When I was growing up, my mom would say our bodies were made up of about 85 cents worth of flesh, bone and fluid, though I’m sure the price tag has increased with inflation. Her point was that the human body is worth more than its material components. On its own, an individual body part is not very useful or valuable. You wouldn’t pay anything for a toenail clipping, or a lone toe. But how much would you pay to save your gangrenous toe from being amputated? Of course, advances in transplants have made organs such as the heart, liver, and kidneys more precious, but this development only underscores the fact that the value of any body part is found in its connection to a living person.
Dead flesh isn’t worth much in itself, unless you believe it will be transformed in the resurrection.
These reflections may seem appropriate in our current COVID moment, when we all have “intimations of mortality.” Confined for months to our homes, with daily death tolls ticking away on TV, and masks covering the lips of anyone who has the temerity to smile, we have been brought face to face with the inevitability of death. One gloveless touch of a suspect surface, one breath too many near a super-spreader, one step too close to the guy pushing a cart against the arrows of a one-way aisle—in our fevered imaginations, any innocent decision to turn this way or that could bring instant death. We are all COVID-OCD, as we wipe down our groceries and anxiously sanitize our anxiety.
With mortality so much in the news and on the mind, this may be a good time to explore what is ordinarily an uncomfortable topic. What is death, and what happens afterward? Do we continue to exist in some manner? Does the soul have an eternal home? Does the body just rot? What of heaven and hell?
Religions throughout history have sought and supplied answers to these questions, and faith gives us the “assurance of things not seen.” But even Joseph Ratzinger, the future Pope Benedict XVI, admitted in his book Introduction to Christianity, originally published in 1968, that there is always a hint of uncertainty in the mind of the believer that, in fact, makes the act of faith more meritorious. And, he added, there is also a shade of doubt that haunts the denial of the atheist who can never prove his case against God with the scientific accuracy he demands of the believer. Hovering over both is the question, “What if I’m wrong?”
Pascal’s wager makes a case for an ultimate utilitarianism. If there is a God, reasoned the 17th- century Frenchman, the atheist may be in big trouble after death for his denial of the divinity. But if God doesn’t exist, the eternal consequences are nil for the believer, since there is no punishment or reward after this life. It’s just lights out. So, Pascal concluded, it’s safer and more useful to believe even if you’re deceived.
We may reject the cold calculation of his wager, but Pascal’s shadow persists. Who are you? Where did you come from? Where are you headed? What does happen in death and beyond? Try as we might, we cannot avoid these questions; we know that we will face them one day, ready or not.
The Catechism of the Catholic Church sums up the Christian view that has guided our civilization for centuries: “In death, the separation of the soul from the body, the human body decays and the soul goes to meet God, while awaiting its reunion with its glorified body” (997).
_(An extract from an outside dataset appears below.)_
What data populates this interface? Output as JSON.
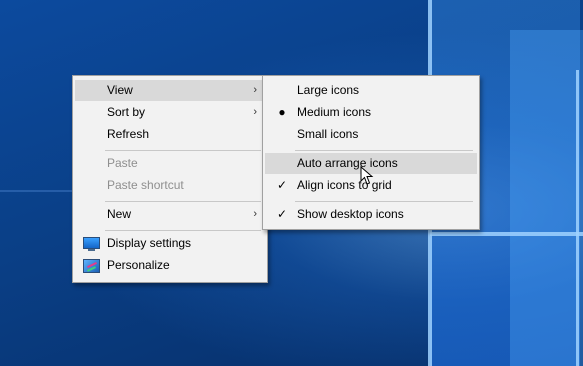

There’s a whole worldview in this one dense sentence, so let’s take a moment. The traditional definition of death is “the separation of the soul from the body.” The soul (Latin, anima) is the animating principle, the life force. The immortal, immaterial soul brings life to the mortal, material body. We see this belief way back in the Book of Genesis, when God formed the body of Adam out of the dust of the earth “and breathed into his nostrils the breath of life; and man became a living being”— or “living soul” in some translations (Gen 2:7). In either case, there is a distinction between the material body and the spiritual soul. Flesh and bone cannot move on their own; they need “the breath of life.”
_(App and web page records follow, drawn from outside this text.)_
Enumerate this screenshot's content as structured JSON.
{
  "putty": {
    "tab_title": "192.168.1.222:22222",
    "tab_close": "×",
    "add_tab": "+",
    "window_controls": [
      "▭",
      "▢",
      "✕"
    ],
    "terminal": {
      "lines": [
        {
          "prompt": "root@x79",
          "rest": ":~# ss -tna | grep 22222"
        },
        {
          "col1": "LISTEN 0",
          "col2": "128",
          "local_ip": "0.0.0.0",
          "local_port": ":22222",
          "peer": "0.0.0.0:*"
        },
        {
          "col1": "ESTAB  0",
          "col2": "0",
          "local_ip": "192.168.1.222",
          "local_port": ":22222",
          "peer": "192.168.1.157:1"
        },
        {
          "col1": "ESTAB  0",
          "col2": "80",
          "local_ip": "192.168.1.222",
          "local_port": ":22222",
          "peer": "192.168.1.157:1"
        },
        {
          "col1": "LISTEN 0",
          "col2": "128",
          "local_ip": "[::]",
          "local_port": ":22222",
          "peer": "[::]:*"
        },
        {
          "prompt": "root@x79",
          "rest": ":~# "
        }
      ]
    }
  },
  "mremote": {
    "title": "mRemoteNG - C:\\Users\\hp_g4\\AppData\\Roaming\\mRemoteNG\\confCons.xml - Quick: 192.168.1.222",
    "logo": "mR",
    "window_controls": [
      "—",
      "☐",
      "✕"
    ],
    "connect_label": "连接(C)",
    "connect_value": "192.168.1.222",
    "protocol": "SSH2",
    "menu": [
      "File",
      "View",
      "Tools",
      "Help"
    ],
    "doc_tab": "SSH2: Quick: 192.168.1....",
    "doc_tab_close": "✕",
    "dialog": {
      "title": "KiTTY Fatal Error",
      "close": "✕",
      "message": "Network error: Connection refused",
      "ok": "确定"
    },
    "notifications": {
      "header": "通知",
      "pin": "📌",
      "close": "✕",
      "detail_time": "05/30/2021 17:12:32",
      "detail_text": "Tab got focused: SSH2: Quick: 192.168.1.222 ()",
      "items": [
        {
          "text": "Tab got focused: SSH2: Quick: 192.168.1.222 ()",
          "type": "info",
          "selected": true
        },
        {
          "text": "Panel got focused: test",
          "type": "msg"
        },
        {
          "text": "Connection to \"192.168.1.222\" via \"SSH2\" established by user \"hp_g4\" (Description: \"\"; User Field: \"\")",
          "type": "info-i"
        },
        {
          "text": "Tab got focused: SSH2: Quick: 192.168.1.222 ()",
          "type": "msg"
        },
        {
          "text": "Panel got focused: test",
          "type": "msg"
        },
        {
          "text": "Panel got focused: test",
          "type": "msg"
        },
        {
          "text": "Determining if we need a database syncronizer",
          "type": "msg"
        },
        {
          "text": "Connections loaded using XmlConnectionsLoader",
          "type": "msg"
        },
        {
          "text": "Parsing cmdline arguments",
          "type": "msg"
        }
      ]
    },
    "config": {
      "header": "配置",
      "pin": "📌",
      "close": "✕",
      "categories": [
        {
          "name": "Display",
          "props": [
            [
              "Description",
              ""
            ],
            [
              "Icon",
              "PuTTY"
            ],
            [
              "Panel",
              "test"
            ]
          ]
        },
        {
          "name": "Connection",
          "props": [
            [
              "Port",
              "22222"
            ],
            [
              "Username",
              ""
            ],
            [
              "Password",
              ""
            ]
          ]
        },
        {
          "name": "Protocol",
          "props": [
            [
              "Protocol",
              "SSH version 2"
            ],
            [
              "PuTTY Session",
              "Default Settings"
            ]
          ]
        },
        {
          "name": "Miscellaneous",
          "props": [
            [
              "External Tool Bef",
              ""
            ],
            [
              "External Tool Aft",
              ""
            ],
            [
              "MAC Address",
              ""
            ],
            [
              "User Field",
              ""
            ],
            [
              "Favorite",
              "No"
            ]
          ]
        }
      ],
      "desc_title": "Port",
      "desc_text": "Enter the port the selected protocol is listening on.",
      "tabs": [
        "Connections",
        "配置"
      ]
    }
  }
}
But can the soul exist without the body? This is the question of our day. We can all agree that some sort of separation takes place in death. Call it the separation of soul from body or life force from flesh. Even a good atheist can admit this. But does that life force continue after death? Or does it need the body, a material host, to exist?
The Catechism says that the body decays while the soul continues to live in God’s presence, to be reunited in the resurrection. Indeed, life after death has been the faith, the great hope, of the Christian world for two millennia. It makes the slings and arrows, the betrayals and disappointments of this life more bearable. It is the strength of martyrs and the deterrent of suicides, as well as the seedbed of societal and self-improvement. When people begin to dismiss or diminish the possibility of life after death, they not only abandon hope for the eternal; their perspective on the present moment narrows. If you think this life is all there is, you’re like a pilot who loses the horizon. You’re not sure where you are or where you’re going.
When a culture sheds belief in the hereafter, it gets pretty much what we see in our COVID moment: an obsession with present needs and bodily health that distorts our assessment of other goods in life. If nothing lasts and we all become dust, why plan or build or improve? Why care about the future or respect the past? Why not wreck the economy for our children and smash statues of our ancestors?
The spread and spikes of our COVID moment will pass, and we’ll be left to choose our lesson and direction. Will fear of illness and death cause us to lose the horizon as we cling at all costs to a lockdown mentality? Or will our enhanced sense of mortality prompt us to see every day as a gift, infused with meaning and purpose, for this life and the next?